Children aged 13 and under can’t give informed consent to hormone blockers, court hears
Written by on 7 October 2020
It is “simply a fairytale” to think children of 13 or under can give informed consent to receive hormone blockers to delay puberty, the High Court has been told.
The case has been brought by 23-year-old Keira Bell, who began treatment to become a boy at 16, and the unnamed mother of a 16-year-old girl, who is on the waiting list to change gender.
They claim that anyone under the age of 18 should only be prescribed hormone blockers with court supervision in place.
Their legal action is against the Tavistock and Portman NHS Trust, which runs the country’s only gender identity clinic for children.
Jeremy Hyam QC, representing the claimants, described how hormone blockers given to Keira to delay puberty have left her with loss of concentration, brain fog, insomnia, night sweats and loss of sexual function.
The court was told how children as young as 10 have been deemed capable of giving consent to receive the puberty-blocking drugs.
Keira began the medication at 16 and started taking the cross-sex hormone testosterone the following year.

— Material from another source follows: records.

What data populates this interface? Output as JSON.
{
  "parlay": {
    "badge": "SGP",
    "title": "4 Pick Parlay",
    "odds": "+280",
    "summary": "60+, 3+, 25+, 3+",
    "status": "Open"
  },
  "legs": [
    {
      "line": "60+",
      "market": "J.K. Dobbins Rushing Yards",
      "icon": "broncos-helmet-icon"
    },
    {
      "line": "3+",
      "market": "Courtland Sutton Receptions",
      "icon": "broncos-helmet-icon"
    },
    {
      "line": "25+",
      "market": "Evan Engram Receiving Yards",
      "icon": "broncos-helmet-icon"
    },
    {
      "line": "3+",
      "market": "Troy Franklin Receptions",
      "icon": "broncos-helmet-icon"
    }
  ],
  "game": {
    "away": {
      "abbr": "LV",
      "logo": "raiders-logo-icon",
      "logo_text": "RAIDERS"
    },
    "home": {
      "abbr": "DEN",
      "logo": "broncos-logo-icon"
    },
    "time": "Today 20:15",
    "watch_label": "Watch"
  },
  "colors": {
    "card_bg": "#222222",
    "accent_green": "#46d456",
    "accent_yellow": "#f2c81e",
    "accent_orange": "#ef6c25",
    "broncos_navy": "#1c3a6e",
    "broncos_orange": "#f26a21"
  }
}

At 20 she had a double mastectomy, the court heard.
But she said in a witness statement she made a brash decision as a teenager in an attempt to find confidence and happiness, but that transition provided a “very temporary, superficial fix for a very complex identity issue”.
She told Sky News: “There was no in-depth discussion or investigation into my gender dysphoria feelings, they accepted it for what it was.
“I was extremely upset, realising how traumatic the experience was and how deceitful I feel the clinicians were during my care.
“And once you actually go through that process, it’s going to be difficult to admit you made a mistake as it’s such a gruesome and difficult process to go through.”
The court was told how there has been a 20-fold increase in referrals to GIDS – the Gender Identity Development Service at the Trust – between 2009 and 2018.
Fenella Morris QC, representing the Tavistock and Portman NHS Trust, said the contention that children could not give informed consent to being prescribed hormone blockers was “a radical proposition”.
She said in written submissions that the claimants sought to “impose a blanket exclusion” on children under the age of 18 to be able to consent to medical treatment.
Ms Morris added the majority of children referred to GIDS between March 2019 and 2020 were over 12, with only 13 of the children referred being under the age of 13.
She accepted hormone blockers were “experimental” but claimed their use “has been widely researched and debated for three decades”, adding: “It is a safe and reversible treatment with a well-established history.”
The trust has said: “GIDS is a safe and thoughtful service which puts the best interest of its patients and their families first.”
Barnardo’s, the NSPCC, National Children’s Bureau and The Children’s Society have released a joint statement.
It said: “Many trans children and young people feel lonely and isolated due to a lack of support, understanding, and acceptance.
“Denying them agency has the potential to compound this and can put them at high risk of mental illness and emotional distress, potentially affecting their long-term future.
“But we also know that with the right support from the adults in their lives, trans young people can lead happy and healthy childhoods.
“It’s vital that trans children and young people feel listened to, understood and accepted.”